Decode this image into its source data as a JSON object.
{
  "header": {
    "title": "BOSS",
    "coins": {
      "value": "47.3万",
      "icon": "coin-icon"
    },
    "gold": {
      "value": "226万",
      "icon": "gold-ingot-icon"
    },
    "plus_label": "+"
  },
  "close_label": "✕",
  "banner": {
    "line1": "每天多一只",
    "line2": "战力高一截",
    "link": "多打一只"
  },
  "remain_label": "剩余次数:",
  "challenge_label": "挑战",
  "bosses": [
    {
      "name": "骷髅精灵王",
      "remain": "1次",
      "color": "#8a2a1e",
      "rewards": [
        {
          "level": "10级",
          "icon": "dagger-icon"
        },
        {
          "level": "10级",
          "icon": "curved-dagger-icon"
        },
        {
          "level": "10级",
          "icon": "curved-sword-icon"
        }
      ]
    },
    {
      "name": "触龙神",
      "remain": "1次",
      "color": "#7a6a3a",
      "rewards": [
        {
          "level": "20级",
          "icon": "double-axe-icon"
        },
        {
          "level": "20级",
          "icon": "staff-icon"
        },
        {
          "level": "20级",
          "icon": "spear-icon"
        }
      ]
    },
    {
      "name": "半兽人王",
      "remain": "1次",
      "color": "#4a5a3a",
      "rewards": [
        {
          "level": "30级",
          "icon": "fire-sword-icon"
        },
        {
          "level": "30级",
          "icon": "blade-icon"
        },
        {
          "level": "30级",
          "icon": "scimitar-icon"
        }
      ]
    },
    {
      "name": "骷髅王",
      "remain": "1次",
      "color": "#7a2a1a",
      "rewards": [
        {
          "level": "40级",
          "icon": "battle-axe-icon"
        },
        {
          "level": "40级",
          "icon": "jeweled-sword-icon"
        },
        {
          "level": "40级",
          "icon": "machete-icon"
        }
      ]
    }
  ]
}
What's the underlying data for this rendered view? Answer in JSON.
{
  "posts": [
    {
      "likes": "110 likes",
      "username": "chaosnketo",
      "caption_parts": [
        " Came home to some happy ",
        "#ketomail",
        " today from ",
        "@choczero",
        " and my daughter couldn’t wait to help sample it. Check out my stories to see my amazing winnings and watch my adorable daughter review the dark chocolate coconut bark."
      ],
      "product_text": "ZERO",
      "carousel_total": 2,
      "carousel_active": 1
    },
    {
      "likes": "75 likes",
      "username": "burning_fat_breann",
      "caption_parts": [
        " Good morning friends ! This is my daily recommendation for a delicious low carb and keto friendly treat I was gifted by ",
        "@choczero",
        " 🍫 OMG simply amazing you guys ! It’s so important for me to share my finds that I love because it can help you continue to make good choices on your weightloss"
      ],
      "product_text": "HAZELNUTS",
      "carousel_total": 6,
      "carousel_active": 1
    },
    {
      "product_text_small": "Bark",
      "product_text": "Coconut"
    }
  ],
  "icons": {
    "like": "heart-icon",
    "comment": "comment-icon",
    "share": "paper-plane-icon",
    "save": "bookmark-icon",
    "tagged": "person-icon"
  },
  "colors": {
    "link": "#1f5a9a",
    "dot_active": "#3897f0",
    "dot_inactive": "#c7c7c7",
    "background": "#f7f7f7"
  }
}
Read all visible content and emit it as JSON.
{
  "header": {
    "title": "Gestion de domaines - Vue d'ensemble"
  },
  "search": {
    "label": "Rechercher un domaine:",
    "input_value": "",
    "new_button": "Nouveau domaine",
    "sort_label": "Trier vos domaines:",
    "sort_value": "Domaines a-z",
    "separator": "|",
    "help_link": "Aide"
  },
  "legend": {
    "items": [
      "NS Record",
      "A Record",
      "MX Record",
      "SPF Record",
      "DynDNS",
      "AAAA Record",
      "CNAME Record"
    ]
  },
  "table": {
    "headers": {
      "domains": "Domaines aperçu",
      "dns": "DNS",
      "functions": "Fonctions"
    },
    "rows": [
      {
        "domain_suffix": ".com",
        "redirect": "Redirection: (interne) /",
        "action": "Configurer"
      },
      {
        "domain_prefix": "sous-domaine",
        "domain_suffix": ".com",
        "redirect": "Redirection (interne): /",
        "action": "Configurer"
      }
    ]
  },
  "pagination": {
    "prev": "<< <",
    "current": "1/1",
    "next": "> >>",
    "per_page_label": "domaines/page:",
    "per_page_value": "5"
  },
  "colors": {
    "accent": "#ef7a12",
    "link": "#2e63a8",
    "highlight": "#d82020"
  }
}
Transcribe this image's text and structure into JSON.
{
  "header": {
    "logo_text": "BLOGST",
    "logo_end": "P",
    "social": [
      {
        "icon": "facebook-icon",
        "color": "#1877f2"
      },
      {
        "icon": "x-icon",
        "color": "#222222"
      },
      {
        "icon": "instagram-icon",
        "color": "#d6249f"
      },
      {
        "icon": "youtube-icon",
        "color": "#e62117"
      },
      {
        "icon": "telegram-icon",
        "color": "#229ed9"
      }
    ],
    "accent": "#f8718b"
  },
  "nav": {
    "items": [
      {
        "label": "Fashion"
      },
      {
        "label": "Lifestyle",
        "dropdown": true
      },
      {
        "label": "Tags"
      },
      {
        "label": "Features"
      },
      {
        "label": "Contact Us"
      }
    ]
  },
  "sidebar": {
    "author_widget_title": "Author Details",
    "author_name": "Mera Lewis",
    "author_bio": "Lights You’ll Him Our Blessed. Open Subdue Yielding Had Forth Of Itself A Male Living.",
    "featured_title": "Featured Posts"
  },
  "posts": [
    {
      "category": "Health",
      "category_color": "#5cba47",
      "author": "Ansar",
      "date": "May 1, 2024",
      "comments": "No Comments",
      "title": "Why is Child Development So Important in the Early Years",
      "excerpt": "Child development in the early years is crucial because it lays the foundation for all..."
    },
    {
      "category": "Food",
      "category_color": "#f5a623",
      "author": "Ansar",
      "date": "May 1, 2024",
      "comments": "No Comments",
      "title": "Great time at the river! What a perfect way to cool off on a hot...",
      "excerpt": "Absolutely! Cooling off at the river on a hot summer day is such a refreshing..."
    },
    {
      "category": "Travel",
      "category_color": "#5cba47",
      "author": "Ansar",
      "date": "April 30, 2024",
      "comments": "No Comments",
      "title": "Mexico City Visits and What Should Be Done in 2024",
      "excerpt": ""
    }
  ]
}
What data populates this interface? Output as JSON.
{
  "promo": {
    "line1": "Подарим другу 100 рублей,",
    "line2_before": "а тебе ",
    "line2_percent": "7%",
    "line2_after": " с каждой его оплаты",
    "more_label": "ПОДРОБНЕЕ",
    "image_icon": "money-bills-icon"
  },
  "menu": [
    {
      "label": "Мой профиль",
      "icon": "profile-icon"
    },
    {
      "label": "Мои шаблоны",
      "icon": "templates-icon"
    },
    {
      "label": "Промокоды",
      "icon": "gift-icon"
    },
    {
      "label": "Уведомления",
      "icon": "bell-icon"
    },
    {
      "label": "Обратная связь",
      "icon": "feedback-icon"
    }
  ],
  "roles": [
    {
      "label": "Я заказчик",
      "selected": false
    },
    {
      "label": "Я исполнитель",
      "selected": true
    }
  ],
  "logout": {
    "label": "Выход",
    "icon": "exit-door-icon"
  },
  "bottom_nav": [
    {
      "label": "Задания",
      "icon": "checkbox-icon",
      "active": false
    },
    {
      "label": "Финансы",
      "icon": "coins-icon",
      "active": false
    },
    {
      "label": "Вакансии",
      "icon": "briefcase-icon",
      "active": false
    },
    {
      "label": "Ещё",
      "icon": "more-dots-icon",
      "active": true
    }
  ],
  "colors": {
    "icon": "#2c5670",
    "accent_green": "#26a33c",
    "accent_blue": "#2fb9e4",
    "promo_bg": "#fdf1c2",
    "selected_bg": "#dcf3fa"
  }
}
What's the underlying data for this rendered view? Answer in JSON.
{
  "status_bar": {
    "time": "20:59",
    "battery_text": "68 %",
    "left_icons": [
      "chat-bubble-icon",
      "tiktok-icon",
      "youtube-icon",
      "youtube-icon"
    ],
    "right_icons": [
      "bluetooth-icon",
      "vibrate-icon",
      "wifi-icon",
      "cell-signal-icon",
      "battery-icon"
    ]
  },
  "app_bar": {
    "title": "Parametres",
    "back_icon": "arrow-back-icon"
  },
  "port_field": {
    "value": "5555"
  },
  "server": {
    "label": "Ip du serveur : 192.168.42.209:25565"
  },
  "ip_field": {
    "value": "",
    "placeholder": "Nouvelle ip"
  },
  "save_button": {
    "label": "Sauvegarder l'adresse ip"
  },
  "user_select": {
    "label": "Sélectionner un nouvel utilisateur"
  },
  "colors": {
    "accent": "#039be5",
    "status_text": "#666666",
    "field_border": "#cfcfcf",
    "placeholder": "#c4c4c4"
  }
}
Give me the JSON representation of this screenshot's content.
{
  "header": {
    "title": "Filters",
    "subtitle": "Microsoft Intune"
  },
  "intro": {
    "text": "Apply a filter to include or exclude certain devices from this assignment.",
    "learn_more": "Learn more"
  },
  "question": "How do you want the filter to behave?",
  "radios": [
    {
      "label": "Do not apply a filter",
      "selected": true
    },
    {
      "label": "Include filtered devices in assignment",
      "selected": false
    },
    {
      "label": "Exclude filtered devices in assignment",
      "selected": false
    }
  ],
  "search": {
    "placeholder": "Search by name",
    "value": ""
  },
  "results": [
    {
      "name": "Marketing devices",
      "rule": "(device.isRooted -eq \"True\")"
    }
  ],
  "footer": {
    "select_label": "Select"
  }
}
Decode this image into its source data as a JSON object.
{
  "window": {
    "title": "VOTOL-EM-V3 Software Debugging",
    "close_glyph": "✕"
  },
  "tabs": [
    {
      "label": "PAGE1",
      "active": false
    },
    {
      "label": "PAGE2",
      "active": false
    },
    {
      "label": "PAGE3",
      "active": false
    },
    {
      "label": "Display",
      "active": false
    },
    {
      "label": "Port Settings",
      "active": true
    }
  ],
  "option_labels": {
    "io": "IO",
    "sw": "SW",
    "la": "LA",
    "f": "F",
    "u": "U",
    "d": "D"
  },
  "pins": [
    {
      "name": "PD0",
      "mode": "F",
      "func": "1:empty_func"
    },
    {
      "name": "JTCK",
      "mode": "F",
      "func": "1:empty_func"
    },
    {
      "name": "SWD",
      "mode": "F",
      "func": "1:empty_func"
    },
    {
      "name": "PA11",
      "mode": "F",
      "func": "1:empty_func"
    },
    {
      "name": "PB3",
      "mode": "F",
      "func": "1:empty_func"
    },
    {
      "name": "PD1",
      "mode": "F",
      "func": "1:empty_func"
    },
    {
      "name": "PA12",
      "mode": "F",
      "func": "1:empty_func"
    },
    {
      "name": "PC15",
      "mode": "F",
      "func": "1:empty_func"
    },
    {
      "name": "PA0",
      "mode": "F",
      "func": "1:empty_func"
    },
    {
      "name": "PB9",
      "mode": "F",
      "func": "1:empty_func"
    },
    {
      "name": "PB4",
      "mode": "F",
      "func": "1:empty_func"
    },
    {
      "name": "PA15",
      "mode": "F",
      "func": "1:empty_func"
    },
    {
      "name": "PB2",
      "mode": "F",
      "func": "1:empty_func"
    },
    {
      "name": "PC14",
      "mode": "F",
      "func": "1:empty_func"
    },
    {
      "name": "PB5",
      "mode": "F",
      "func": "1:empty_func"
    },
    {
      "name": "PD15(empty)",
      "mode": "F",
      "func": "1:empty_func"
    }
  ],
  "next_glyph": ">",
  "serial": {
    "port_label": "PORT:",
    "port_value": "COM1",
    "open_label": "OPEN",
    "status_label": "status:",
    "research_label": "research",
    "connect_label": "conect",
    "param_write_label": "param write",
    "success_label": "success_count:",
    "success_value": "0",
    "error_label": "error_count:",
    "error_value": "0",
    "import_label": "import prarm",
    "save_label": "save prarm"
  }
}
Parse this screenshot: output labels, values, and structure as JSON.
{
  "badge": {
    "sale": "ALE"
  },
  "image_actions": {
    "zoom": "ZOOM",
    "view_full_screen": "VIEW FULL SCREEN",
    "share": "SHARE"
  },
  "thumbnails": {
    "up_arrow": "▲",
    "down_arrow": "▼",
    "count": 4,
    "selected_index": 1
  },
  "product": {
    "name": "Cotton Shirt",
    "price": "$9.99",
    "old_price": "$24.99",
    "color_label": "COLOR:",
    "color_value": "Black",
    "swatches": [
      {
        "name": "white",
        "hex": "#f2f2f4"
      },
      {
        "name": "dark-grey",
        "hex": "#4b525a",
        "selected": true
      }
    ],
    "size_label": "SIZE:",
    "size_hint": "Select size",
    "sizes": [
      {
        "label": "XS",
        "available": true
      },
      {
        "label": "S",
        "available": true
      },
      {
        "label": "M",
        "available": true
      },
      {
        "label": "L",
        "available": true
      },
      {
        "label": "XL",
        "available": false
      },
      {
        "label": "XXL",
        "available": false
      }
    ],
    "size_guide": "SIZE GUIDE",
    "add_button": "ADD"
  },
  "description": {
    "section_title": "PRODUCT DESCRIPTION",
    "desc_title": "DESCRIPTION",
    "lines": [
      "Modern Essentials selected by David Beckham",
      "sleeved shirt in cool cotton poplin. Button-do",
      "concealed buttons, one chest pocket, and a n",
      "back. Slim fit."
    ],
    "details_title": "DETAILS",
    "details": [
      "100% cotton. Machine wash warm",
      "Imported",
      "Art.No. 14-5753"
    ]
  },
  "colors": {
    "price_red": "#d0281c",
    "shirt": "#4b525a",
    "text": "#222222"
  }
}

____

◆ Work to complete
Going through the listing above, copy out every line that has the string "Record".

◆ Answer to this exercise
      "NS Record",
      "A Record",
      "MX Record",
      "SPF Record",
      "AAAA Record",
      "CNAME Record"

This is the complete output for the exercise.